▶ Work instruction
Give the number of lines in the data below where the word "accel" appears, and nothing besides.

•••

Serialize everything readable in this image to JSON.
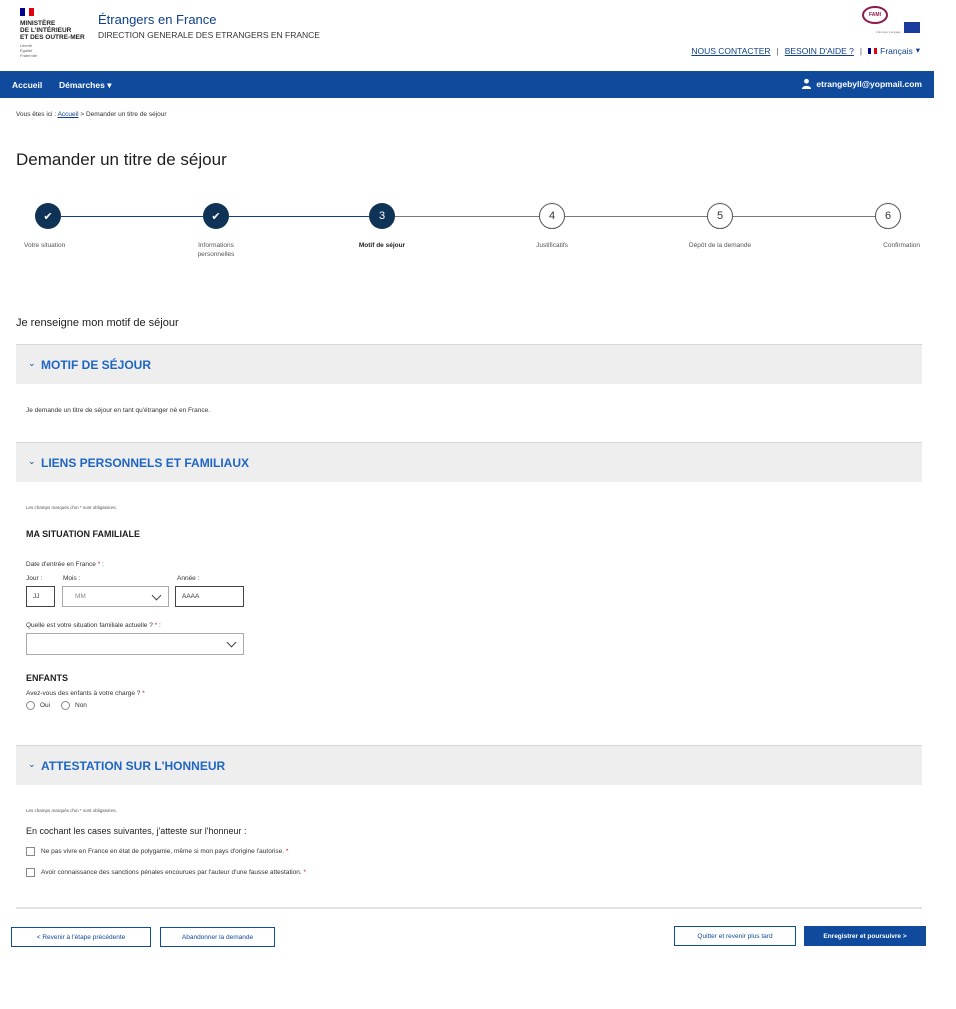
{
  "header": {
    "gov_text_lines": [
      "MINISTÈRE",
      "DE L'INTÉRIEUR",
      "ET DES OUTRE-MER"
    ],
    "gov_motto": [
      "Liberté",
      "Égalité",
      "Fraternité"
    ],
    "site_title": "Étrangers en France",
    "site_subtitle": "DIRECTION GENERALE DES ETRANGERS EN FRANCE",
    "fami_logo": "FAMI",
    "eu_text": "L'Europe s'engage",
    "links": {
      "contact": "NOUS CONTACTER",
      "help": "BESOIN D'AIDE ?",
      "language": "Français"
    },
    "separator": "|",
    "colors": {
      "primary": "#0f4a9c",
      "dark": "#0f3356",
      "accent": "#1f66c4",
      "required": "#c9191e"
    }
  },
  "nav": {
    "home": "Accueil",
    "demarches": "Démarches",
    "demarches_caret": "▾",
    "user_email": "etrangebyll@yopmail.com"
  },
  "breadcrumb": {
    "prefix": "Vous êtes ici :",
    "home": "Accueil",
    "current": "> Demander un titre de séjour"
  },
  "page_title": "Demander un titre de séjour",
  "stepper": {
    "steps": [
      {
        "number": "1",
        "label": "Votre situation",
        "state": "done"
      },
      {
        "number": "2",
        "label": "Informations personnelles",
        "state": "done"
      },
      {
        "number": "3",
        "label": "Motif de séjour",
        "state": "current"
      },
      {
        "number": "4",
        "label": "Justificatifs",
        "state": "todo"
      },
      {
        "number": "5",
        "label": "Dépôt de la demande",
        "state": "todo"
      },
      {
        "number": "6",
        "label": "Confirmation",
        "state": "todo"
      }
    ],
    "check_glyph": "✔"
  },
  "section_heading": "Je renseigne mon motif de séjour",
  "motif": {
    "title": "MOTIF DE SÉJOUR",
    "text": "Je demande un titre de séjour en tant qu'étranger né en France."
  },
  "liens": {
    "title": "LIENS PERSONNELS ET FAMILIAUX",
    "required_note": "Les champs marqués d'un * sont obligatoires.",
    "situation_title": "MA SITUATION FAMILIALE",
    "date_label": "Date d'entrée en France",
    "day_label": "Jour :",
    "month_label": "Mois :",
    "year_label": "Année :",
    "day_placeholder": "JJ",
    "month_placeholder": "MM",
    "year_placeholder": "AAAA",
    "family_question": "Quelle est votre situation familiale actuelle ?",
    "family_value": "",
    "children_title": "ENFANTS",
    "children_question": "Avez-vous des enfants à votre charge ?",
    "yes": "Oui",
    "no": "Non"
  },
  "attestation": {
    "title": "ATTESTATION SUR L'HONNEUR",
    "required_note": "Les champs marqués d'un * sont obligatoires.",
    "intro": "En cochant les cases suivantes, j'atteste sur l'honneur :",
    "items": [
      "Ne pas vivre en France en état de polygamie, même si mon pays d'origine l'autorise.",
      "Avoir connaissance des sanctions pénales encourues par l'auteur d'une fausse attestation."
    ]
  },
  "buttons": {
    "back": "< Revenir à l'étape précédente",
    "abandon": "Abandonner la demande",
    "quit": "Quitter et revenir plus tard",
    "save": "Enregistrer et poursuivre >"
  }
}
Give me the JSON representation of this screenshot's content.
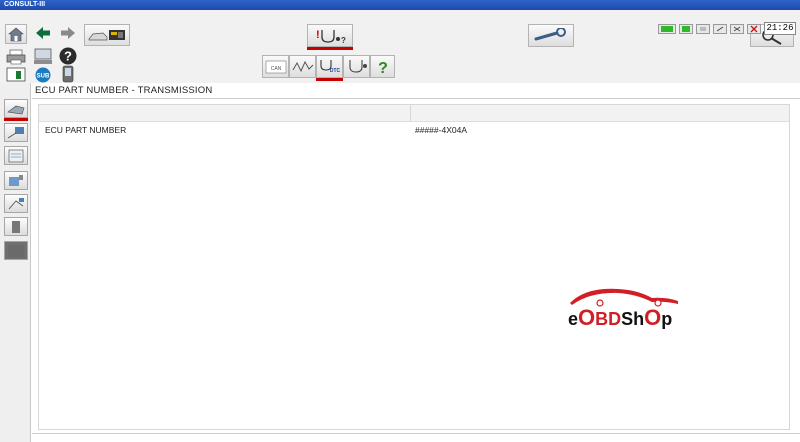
{
  "window": {
    "title": "CONSULT-III"
  },
  "header": {
    "title": "ECU PART NUMBER - TRANSMISSION"
  },
  "table": {
    "rows": [
      {
        "label": "ECU PART NUMBER",
        "value": "#####-4X04A"
      }
    ]
  },
  "status": {
    "clock": "21:26"
  },
  "toolbar": {
    "mode_icons": [
      "can-icon",
      "waveform-icon",
      "dtc-stethoscope-icon",
      "stethoscope-icon",
      "help-icon"
    ],
    "dtc_label": "DTC"
  },
  "logo": {
    "text": "eOBDShOp"
  },
  "colors": {
    "accent_red": "#c40000",
    "titlebar": "#2f63c9",
    "toolbar_bg": "#f1f1f1"
  }
}
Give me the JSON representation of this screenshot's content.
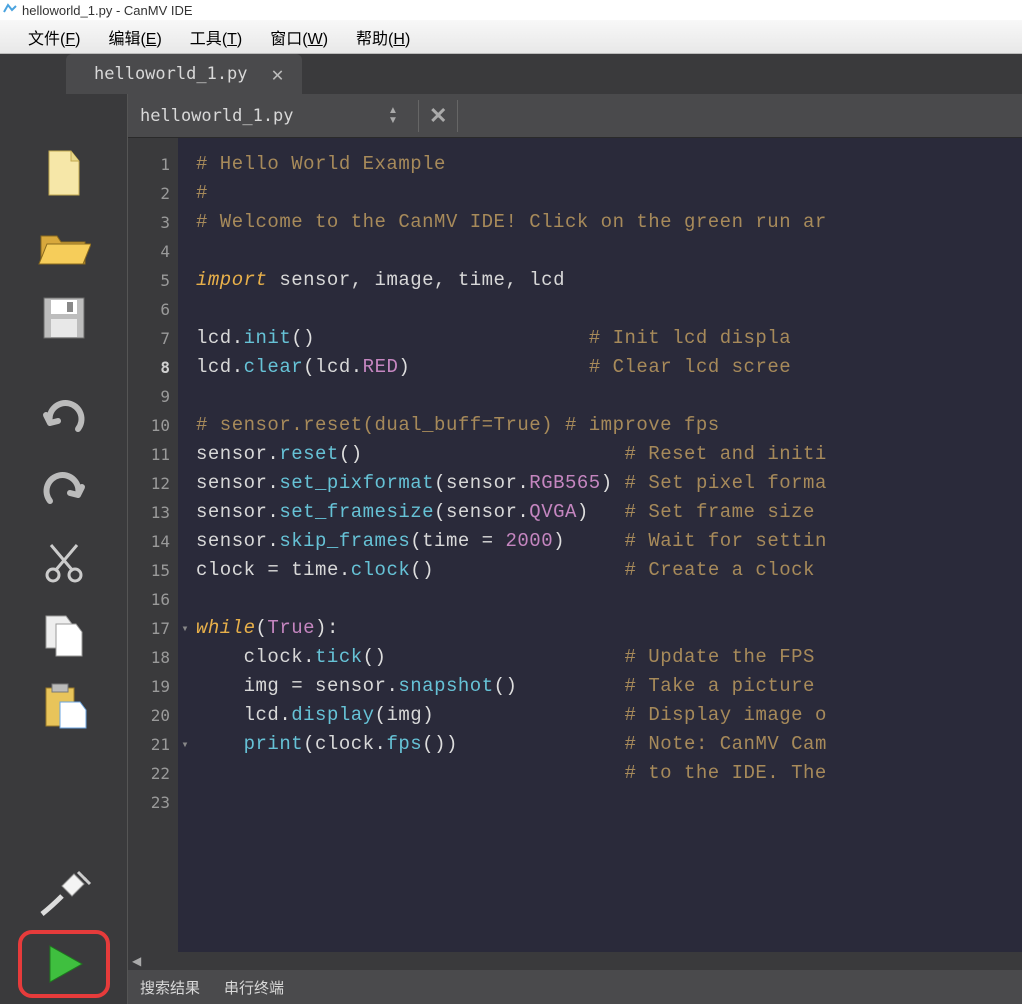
{
  "window": {
    "title": "helloworld_1.py - CanMV IDE"
  },
  "menu": {
    "items": [
      {
        "label": "文件",
        "accel": "F"
      },
      {
        "label": "编辑",
        "accel": "E"
      },
      {
        "label": "工具",
        "accel": "T"
      },
      {
        "label": "窗口",
        "accel": "W"
      },
      {
        "label": "帮助",
        "accel": "H"
      }
    ]
  },
  "tab": {
    "label": "helloworld_1.py"
  },
  "file_dropdown": {
    "label": "helloworld_1.py"
  },
  "gutter": {
    "lines": [
      1,
      2,
      3,
      4,
      5,
      6,
      7,
      8,
      9,
      10,
      11,
      12,
      13,
      14,
      15,
      16,
      17,
      18,
      19,
      20,
      21,
      22,
      23
    ],
    "current": 8,
    "fold_markers": {
      "17": "▾",
      "21": "▾"
    }
  },
  "code": {
    "lines": [
      [
        {
          "c": "tk-comment",
          "t": "# Hello World Example"
        }
      ],
      [
        {
          "c": "tk-comment",
          "t": "#"
        }
      ],
      [
        {
          "c": "tk-comment",
          "t": "# Welcome to the CanMV IDE! Click on the green run ar"
        }
      ],
      [],
      [
        {
          "c": "tk-keyword",
          "t": "import"
        },
        {
          "c": "",
          "t": " "
        },
        {
          "c": "tk-ident",
          "t": "sensor, image, time, lcd"
        }
      ],
      [],
      [
        {
          "c": "tk-ident",
          "t": "lcd"
        },
        {
          "c": "",
          "t": "."
        },
        {
          "c": "tk-func",
          "t": "init"
        },
        {
          "c": "tk-paren",
          "t": "()"
        },
        {
          "c": "",
          "t": "                       "
        },
        {
          "c": "tk-comment",
          "t": "# Init lcd displa"
        }
      ],
      [
        {
          "c": "tk-ident",
          "t": "lcd"
        },
        {
          "c": "",
          "t": "."
        },
        {
          "c": "tk-func",
          "t": "clear"
        },
        {
          "c": "tk-paren",
          "t": "("
        },
        {
          "c": "tk-ident",
          "t": "lcd"
        },
        {
          "c": "",
          "t": "."
        },
        {
          "c": "tk-attr",
          "t": "RED"
        },
        {
          "c": "tk-paren",
          "t": ")"
        },
        {
          "c": "",
          "t": "               "
        },
        {
          "c": "tk-comment",
          "t": "# Clear lcd scree"
        }
      ],
      [],
      [
        {
          "c": "tk-comment",
          "t": "# sensor.reset(dual_buff=True) # improve fps"
        }
      ],
      [
        {
          "c": "tk-ident",
          "t": "sensor"
        },
        {
          "c": "",
          "t": "."
        },
        {
          "c": "tk-func",
          "t": "reset"
        },
        {
          "c": "tk-paren",
          "t": "()"
        },
        {
          "c": "",
          "t": "                      "
        },
        {
          "c": "tk-comment",
          "t": "# Reset and initi"
        }
      ],
      [
        {
          "c": "tk-ident",
          "t": "sensor"
        },
        {
          "c": "",
          "t": "."
        },
        {
          "c": "tk-func",
          "t": "set_pixformat"
        },
        {
          "c": "tk-paren",
          "t": "("
        },
        {
          "c": "tk-ident",
          "t": "sensor"
        },
        {
          "c": "",
          "t": "."
        },
        {
          "c": "tk-attr",
          "t": "RGB565"
        },
        {
          "c": "tk-paren",
          "t": ")"
        },
        {
          "c": "",
          "t": " "
        },
        {
          "c": "tk-comment",
          "t": "# Set pixel forma"
        }
      ],
      [
        {
          "c": "tk-ident",
          "t": "sensor"
        },
        {
          "c": "",
          "t": "."
        },
        {
          "c": "tk-func",
          "t": "set_framesize"
        },
        {
          "c": "tk-paren",
          "t": "("
        },
        {
          "c": "tk-ident",
          "t": "sensor"
        },
        {
          "c": "",
          "t": "."
        },
        {
          "c": "tk-attr",
          "t": "QVGA"
        },
        {
          "c": "tk-paren",
          "t": ")"
        },
        {
          "c": "",
          "t": "   "
        },
        {
          "c": "tk-comment",
          "t": "# Set frame size "
        }
      ],
      [
        {
          "c": "tk-ident",
          "t": "sensor"
        },
        {
          "c": "",
          "t": "."
        },
        {
          "c": "tk-func",
          "t": "skip_frames"
        },
        {
          "c": "tk-paren",
          "t": "("
        },
        {
          "c": "tk-ident",
          "t": "time"
        },
        {
          "c": "",
          "t": " = "
        },
        {
          "c": "tk-number",
          "t": "2000"
        },
        {
          "c": "tk-paren",
          "t": ")"
        },
        {
          "c": "",
          "t": "     "
        },
        {
          "c": "tk-comment",
          "t": "# Wait for settin"
        }
      ],
      [
        {
          "c": "tk-ident",
          "t": "clock"
        },
        {
          "c": "",
          "t": " = "
        },
        {
          "c": "tk-ident",
          "t": "time"
        },
        {
          "c": "",
          "t": "."
        },
        {
          "c": "tk-func",
          "t": "clock"
        },
        {
          "c": "tk-paren",
          "t": "()"
        },
        {
          "c": "",
          "t": "                "
        },
        {
          "c": "tk-comment",
          "t": "# Create a clock "
        }
      ],
      [],
      [
        {
          "c": "tk-keyword",
          "t": "while"
        },
        {
          "c": "tk-paren",
          "t": "("
        },
        {
          "c": "tk-const",
          "t": "True"
        },
        {
          "c": "tk-paren",
          "t": ")"
        },
        {
          "c": "",
          "t": ":"
        }
      ],
      [
        {
          "c": "",
          "t": "    "
        },
        {
          "c": "tk-ident",
          "t": "clock"
        },
        {
          "c": "",
          "t": "."
        },
        {
          "c": "tk-func",
          "t": "tick"
        },
        {
          "c": "tk-paren",
          "t": "()"
        },
        {
          "c": "",
          "t": "                    "
        },
        {
          "c": "tk-comment",
          "t": "# Update the FPS "
        }
      ],
      [
        {
          "c": "",
          "t": "    "
        },
        {
          "c": "tk-ident",
          "t": "img"
        },
        {
          "c": "",
          "t": " = "
        },
        {
          "c": "tk-ident",
          "t": "sensor"
        },
        {
          "c": "",
          "t": "."
        },
        {
          "c": "tk-func",
          "t": "snapshot"
        },
        {
          "c": "tk-paren",
          "t": "()"
        },
        {
          "c": "",
          "t": "         "
        },
        {
          "c": "tk-comment",
          "t": "# Take a picture "
        }
      ],
      [
        {
          "c": "",
          "t": "    "
        },
        {
          "c": "tk-ident",
          "t": "lcd"
        },
        {
          "c": "",
          "t": "."
        },
        {
          "c": "tk-func",
          "t": "display"
        },
        {
          "c": "tk-paren",
          "t": "("
        },
        {
          "c": "tk-ident",
          "t": "img"
        },
        {
          "c": "tk-paren",
          "t": ")"
        },
        {
          "c": "",
          "t": "                "
        },
        {
          "c": "tk-comment",
          "t": "# Display image o"
        }
      ],
      [
        {
          "c": "",
          "t": "    "
        },
        {
          "c": "tk-func",
          "t": "print"
        },
        {
          "c": "tk-paren",
          "t": "("
        },
        {
          "c": "tk-ident",
          "t": "clock"
        },
        {
          "c": "",
          "t": "."
        },
        {
          "c": "tk-func",
          "t": "fps"
        },
        {
          "c": "tk-paren",
          "t": "())"
        },
        {
          "c": "",
          "t": "              "
        },
        {
          "c": "tk-comment",
          "t": "# Note: CanMV Cam"
        }
      ],
      [
        {
          "c": "",
          "t": "                                    "
        },
        {
          "c": "tk-comment",
          "t": "# to the IDE. The"
        }
      ],
      []
    ]
  },
  "bottom_panel": {
    "tabs": [
      "搜索结果",
      "串行终端"
    ]
  },
  "icons": {
    "new": "new-file-icon",
    "open": "open-folder-icon",
    "save": "save-icon",
    "undo": "undo-icon",
    "redo": "redo-icon",
    "cut": "cut-icon",
    "copy": "copy-icon",
    "paste": "paste-icon",
    "connect": "connect-plug-icon",
    "run": "run-play-icon"
  }
}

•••

▶ Response box
5